Past Results

<spoiler text="Past Results">

2000 Division B Bottle Rocket Times for the Top 5 Teams

School 1 Liter Rocket Time 2 Liter Rocket Time Combined Time
Park Crest MS , Tx 54.60 seconds 43.87 seconds 98.47 seconds
Thomas Jefferson MS, In 30.87 seconds 63.72 seconds 94.59 seconds
Batchelor MS, In 7.87 seconds 84.71 seconds 92.58 seconds
Booth MS, Ga 27.62 seconds 44.40 seconds 72.02 seconds
Maize MS, Ks 33.56 seconds 14.94 seconds 48.50 seconds

2000 Division C Bottle Rocket Times for the Top 5 Teams (with parachutes)

School 1 Liter Rocket Time 2 Liter Rocket Time Combined Time
McIntosh HS, Ga 13.52 seconds 119.62 seconds 133.14 seconds
Albuquerque Acadamy , Nm 113.21 seconds 14.43 seconds 127.64 seconds
Praire HS, Wa 51.21 seconds 34.63 seconds 85.84 seconds
Centerville HS, Oh 44.01 seconds 23.98 seconds 67.99 seconds
Troy HS, Ca 49.30 seconds 16.53 seconds 65.83 seconds

</spoiler>

Tips

Remember, the most important part of Bottle Rockets is repetition, and an excess of about 70+ hours of launching tests is recommended (meaning, several hundred runs for maximum efficiency). Be sure to test all available options and configurations for the best rocket.

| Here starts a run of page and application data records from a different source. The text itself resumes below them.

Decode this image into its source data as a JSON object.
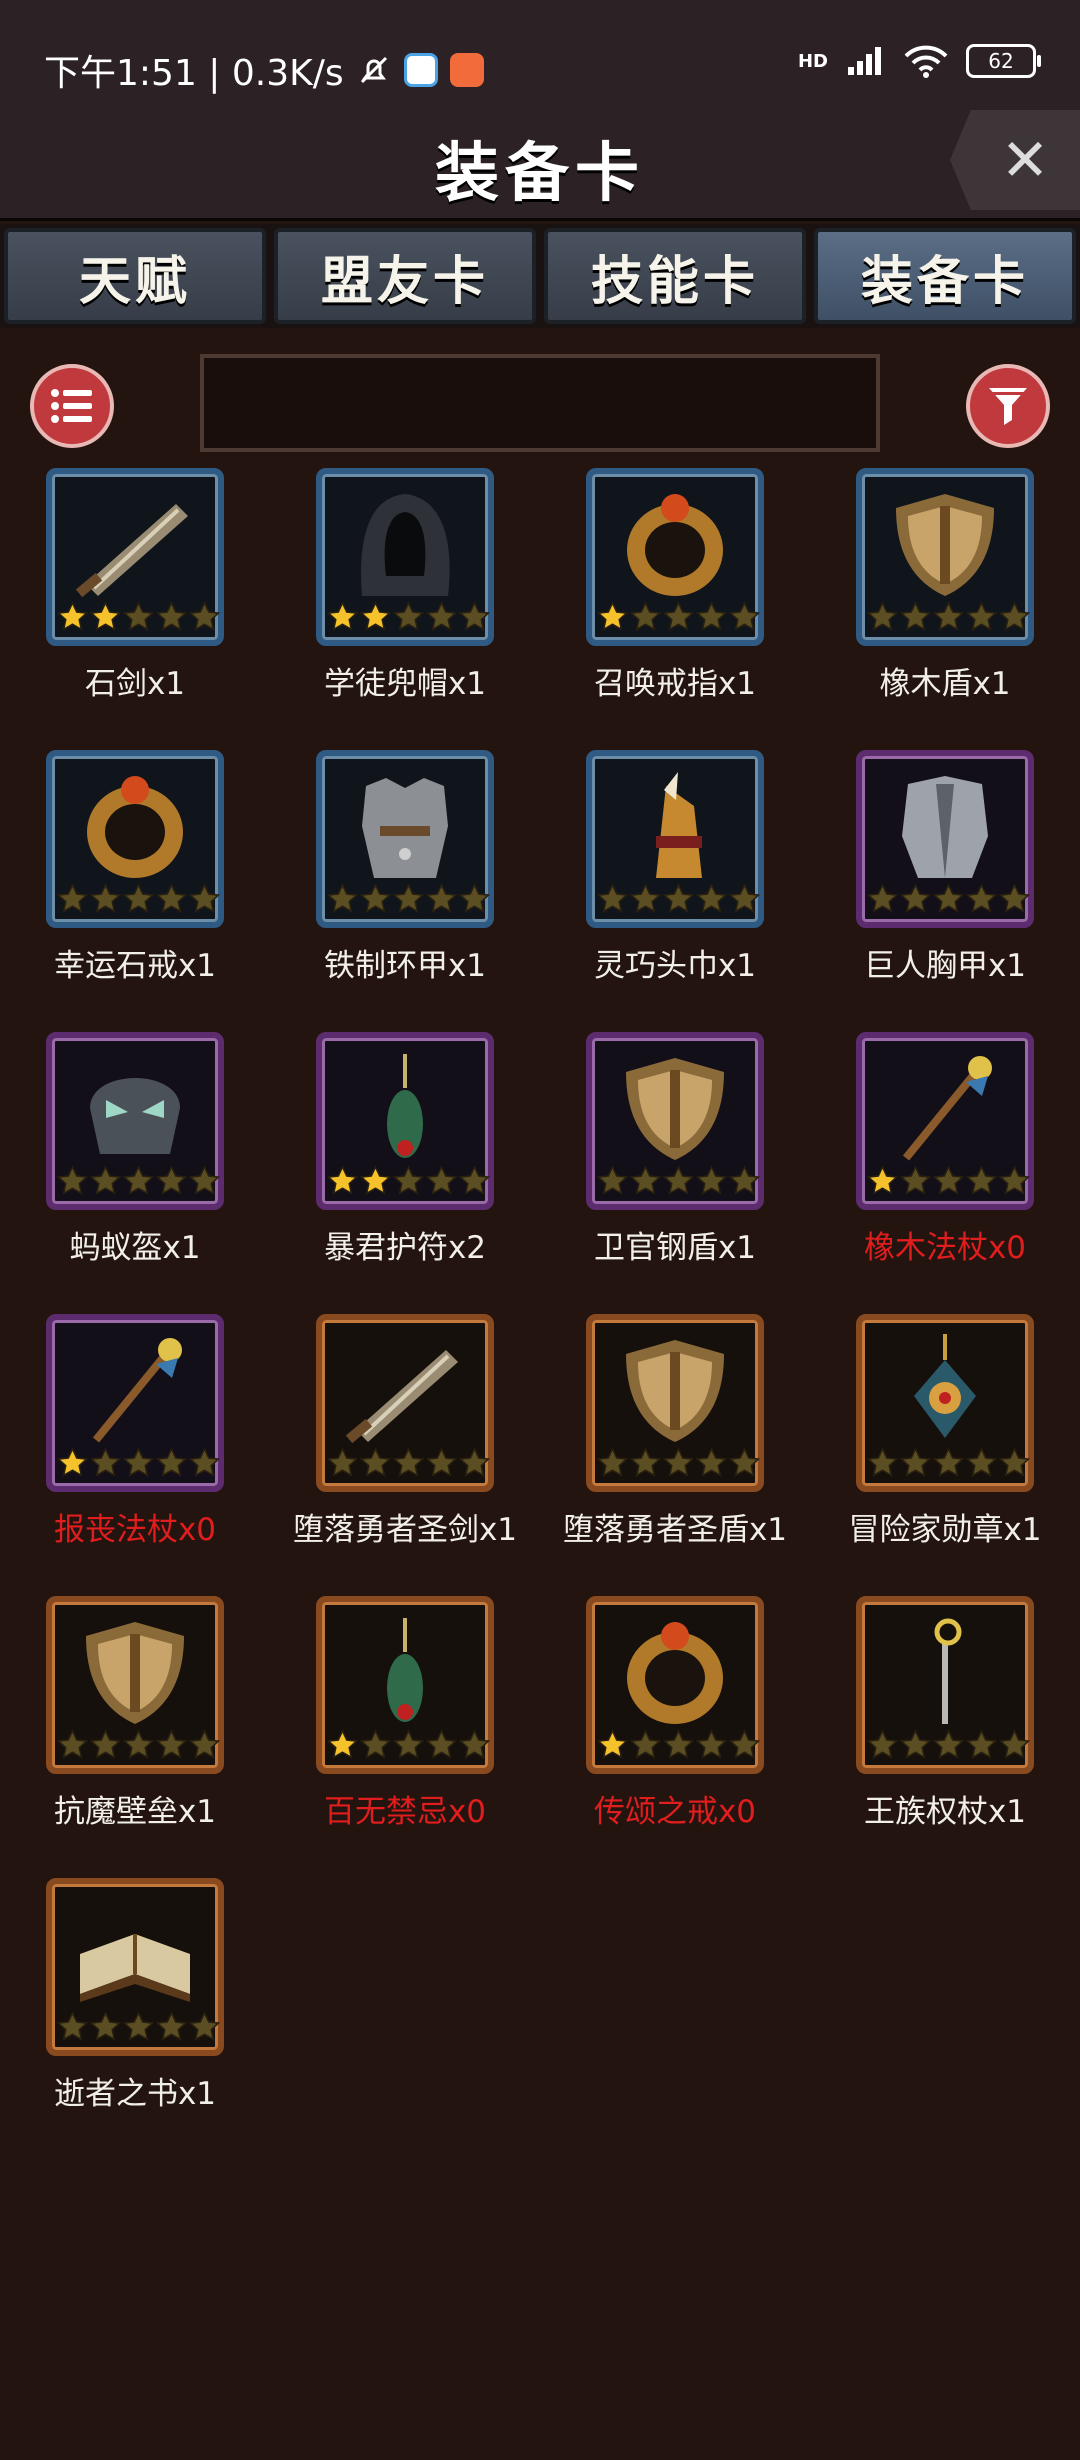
{
  "status": {
    "time_speed": "下午1:51 | 0.3K/s",
    "network": "HD",
    "battery": "62"
  },
  "title": "装备卡",
  "close_glyph": "✕",
  "tabs": [
    {
      "label": "天赋",
      "active": false
    },
    {
      "label": "盟友卡",
      "active": false
    },
    {
      "label": "技能卡",
      "active": false
    },
    {
      "label": "装备卡",
      "active": true
    }
  ],
  "search": {
    "value": ""
  },
  "cards": [
    {
      "label": "石剑x1",
      "stars": 2,
      "rarity": "blue",
      "icon": "sword-icon"
    },
    {
      "label": "学徒兜帽x1",
      "stars": 2,
      "rarity": "blue",
      "icon": "hood-icon"
    },
    {
      "label": "召唤戒指x1",
      "stars": 1,
      "rarity": "blue",
      "icon": "ring-icon"
    },
    {
      "label": "橡木盾x1",
      "stars": 0,
      "rarity": "blue",
      "icon": "shield-icon"
    },
    {
      "label": "幸运石戒x1",
      "stars": 0,
      "rarity": "blue",
      "icon": "ring-icon"
    },
    {
      "label": "铁制环甲x1",
      "stars": 0,
      "rarity": "blue",
      "icon": "armor-icon"
    },
    {
      "label": "灵巧头巾x1",
      "stars": 0,
      "rarity": "blue",
      "icon": "headscarf-icon"
    },
    {
      "label": "巨人胸甲x1",
      "stars": 0,
      "rarity": "purple",
      "icon": "chestplate-icon"
    },
    {
      "label": "蚂蚁盔x1",
      "stars": 0,
      "rarity": "purple",
      "icon": "helmet-icon"
    },
    {
      "label": "暴君护符x2",
      "stars": 2,
      "rarity": "purple",
      "icon": "amulet-icon"
    },
    {
      "label": "卫官钢盾x1",
      "stars": 0,
      "rarity": "purple",
      "icon": "shield-icon"
    },
    {
      "label": "橡木法杖x0",
      "stars": 1,
      "rarity": "purple",
      "icon": "staff-icon"
    },
    {
      "label": "报丧法杖x0",
      "stars": 1,
      "rarity": "purple",
      "icon": "staff-icon"
    },
    {
      "label": "堕落勇者圣剑x1",
      "stars": 0,
      "rarity": "orange",
      "icon": "sword-icon"
    },
    {
      "label": "堕落勇者圣盾x1",
      "stars": 0,
      "rarity": "orange",
      "icon": "shield-icon"
    },
    {
      "label": "冒险家勋章x1",
      "stars": 0,
      "rarity": "orange",
      "icon": "medal-icon"
    },
    {
      "label": "抗魔壁垒x1",
      "stars": 0,
      "rarity": "orange",
      "icon": "shield-icon"
    },
    {
      "label": "百无禁忌x0",
      "stars": 1,
      "rarity": "orange",
      "icon": "amulet-icon"
    },
    {
      "label": "传颂之戒x0",
      "stars": 1,
      "rarity": "orange",
      "icon": "ring-icon"
    },
    {
      "label": "王族权杖x1",
      "stars": 0,
      "rarity": "orange",
      "icon": "scepter-icon"
    },
    {
      "label": "逝者之书x1",
      "stars": 0,
      "rarity": "orange",
      "icon": "book-icon"
    }
  ],
  "colors": {
    "background": "#231410",
    "zero_count": "#e11d1d",
    "star_filled": "#f5c22b",
    "star_empty": "#5a4e22",
    "button_red": "#c0393d"
  }
}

Chance is an important factor in bottle rockets. Prevailing winds, humidity, temperature, and other weather conditions can all affect rocket performance. While these factors cannot be completely mitigated or predicted, bottle rockets can be made to function in as many environments as possible through practice and testing.

Links

Backslider Construction Information
Past National Event Chair's web page, includes his past national winning designs
Original active deployment with an airspeed flap
Rockets Away- simulation for testing rockets
A great site for rocket construction
Links and Concepts